For More Information:

Part I: How to Keep Your Funding

Description: This session is designed to provide rural hospital and clinic leaders with information needed to retain COVID funding and prepare for a single audit. BKD will recommend best practices for procedures, documentation and example methodologies for tracking various funding sources, revenues and expenses related to COVID.  

BKD Speaker(s): Travis Skinner, Ally Jackson, and Ryan O’Grady

Part II: Current Funding Guidance and Cost Report Implications

Description: Staying up-to-date on funding opportunities and associated guidance has been a challenge for all hospital leaders.

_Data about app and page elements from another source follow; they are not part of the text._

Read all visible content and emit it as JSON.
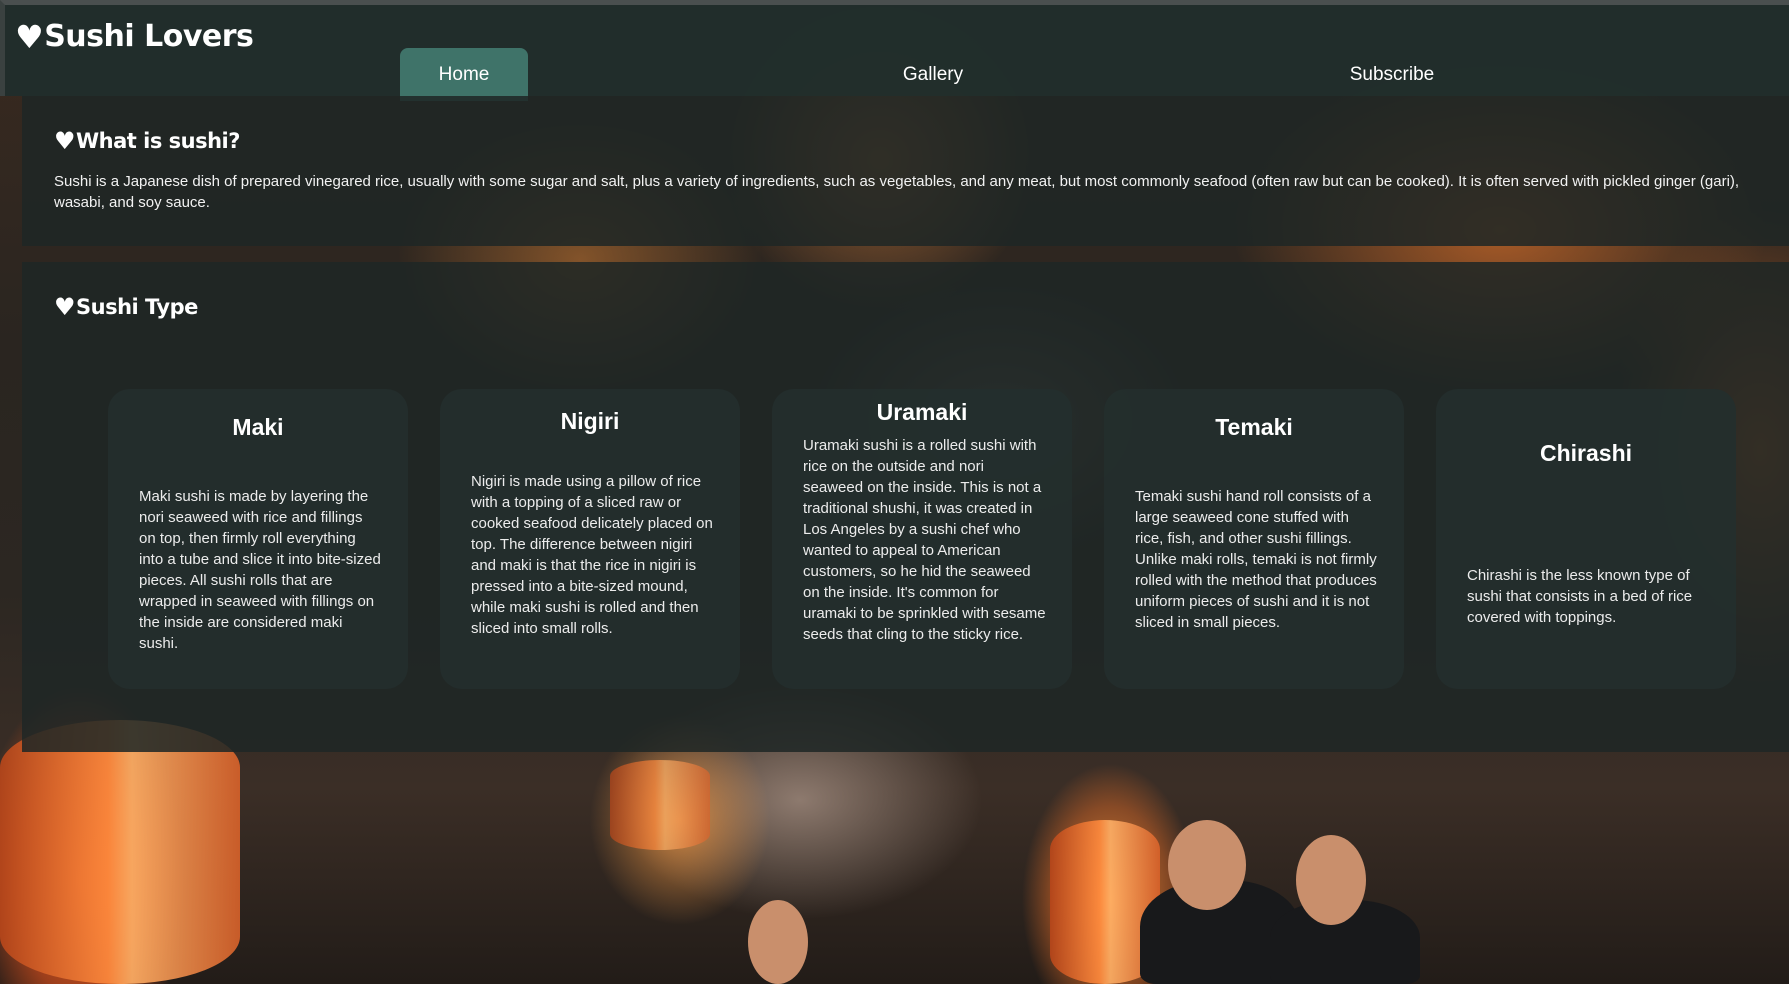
{
  "site": {
    "logo_text": "Sushi Lovers",
    "logo_icon": "heart-icon"
  },
  "nav": {
    "items": [
      {
        "label": "Home",
        "active": true
      },
      {
        "label": "Gallery",
        "active": false
      },
      {
        "label": "Subscribe",
        "active": false
      }
    ]
  },
  "intro": {
    "title": "What is sushi?",
    "text": "Sushi is a Japanese dish of prepared vinegared rice, usually with some sugar and salt, plus a variety of ingredients, such as vegetables, and any meat, but most commonly seafood (often raw but can be cooked). It is often served with pickled ginger (gari), wasabi, and soy sauce."
  },
  "types": {
    "title": "Sushi Type",
    "cards": [
      {
        "title": "Maki",
        "description": "Maki sushi is made by layering the nori seaweed with rice and fillings on top, then firmly roll everything into a tube and slice it into bite-sized pieces. All sushi rolls that are wrapped in seaweed with fillings on the inside are considered maki sushi."
      },
      {
        "title": "Nigiri",
        "description": "Nigiri is made using a pillow of rice with a topping of a sliced raw or cooked seafood delicately placed on top. The difference between nigiri and maki is that the rice in nigiri is pressed into a bite-sized mound, while maki sushi is rolled and then sliced into small rolls."
      },
      {
        "title": "Uramaki",
        "description": "Uramaki sushi is a rolled sushi with rice on the outside and nori seaweed on the inside. This is not a traditional shushi, it was created in Los Angeles by a sushi chef who wanted to appeal to American customers, so he hid the seaweed on the inside. It's common for uramaki to be sprinkled with sesame seeds that cling to the sticky rice."
      },
      {
        "title": "Temaki",
        "description": "Temaki sushi hand roll consists of a large seaweed cone stuffed with rice, fish, and other sushi fillings. Unlike maki rolls, temaki is not firmly rolled with the method that produces uniform pieces of sushi and it is not sliced in small pieces."
      },
      {
        "title": "Chirashi",
        "description": "Chirashi is the less known type of sushi that consists in a bed of rice covered with toppings."
      }
    ]
  },
  "colors": {
    "header_bg": "#212e2c",
    "active_tab": "#3f7369",
    "panel_bg": "#1e2625",
    "card_bg": "#242e2d",
    "text": "#ffffff"
  }
}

BKD’s subject matter experts will share the most current information on funding sources and explore the potential downstream impact on the hospital’s the cost report.

BKD Speaker(s): Derek Pierce, Krystal Creach, Julia Mast, and Steve Parde

Part III: Operational Considerations 

When: Friday, July 31, 2020 at 11:00 AM CST

Description: Hospitals and clinics are eager to resume operations and reach pre-COVID volumes as quickly as possible. However, with threat of a possible COVID resurgence, labor disruptions and community uncertainty, the rebound is slower than expected.

BKD Speaker(s):Kevin Rash and Jaimie Pham

Part IV: Revenue Cycle Strategies 

When: Friday, August 7, 2020 at 11:00 AM CST

Description: BKD will review the revenue cycle strategies rural hospital leaders should be aware of as they determine how to prioritize and address any backlog in revenue cycle. This session will provide leaders example of how to prioritize A/R, opportunities for uninsured COVID reimbursement programs and discuss how to manage remote staff productivity.

BKD Speaker(s): Deb Kozlowski and Brenda Christman

Part V: Physicians: Strategic Planning

When: Friday, August 14, 2020 at 11:00 AM CST

Description: Proper alignment with employed and affiliated physicians continues to present challenges, especially to rural providers. With growing practice subsidies and recruitment and retention difficulties, hospital leaders must engage at a deeper level with the medical staff to achieve sustainable arrangements.

BKD Speaker(s): Randy Biernat and Mark Blessing

Updated June 2020, this manual was developed for use by state Medicare Rural Hospital Flexibility (Flex) Program personnel as well as small rural hospital and clinic staff/boards. The content is designed to be non-technical, and provide answers to frequently asked questions regarding critical access hospital, small rural hospital, and rural health clinic finance and financial performance. Example topics include:

  • Government Health Care Reimbursement
  • CAH Finances
  • Improving CAH Financial Performance
  • Prospective Payment System (PPS) Finances
  • RHC Finances

View the manual here!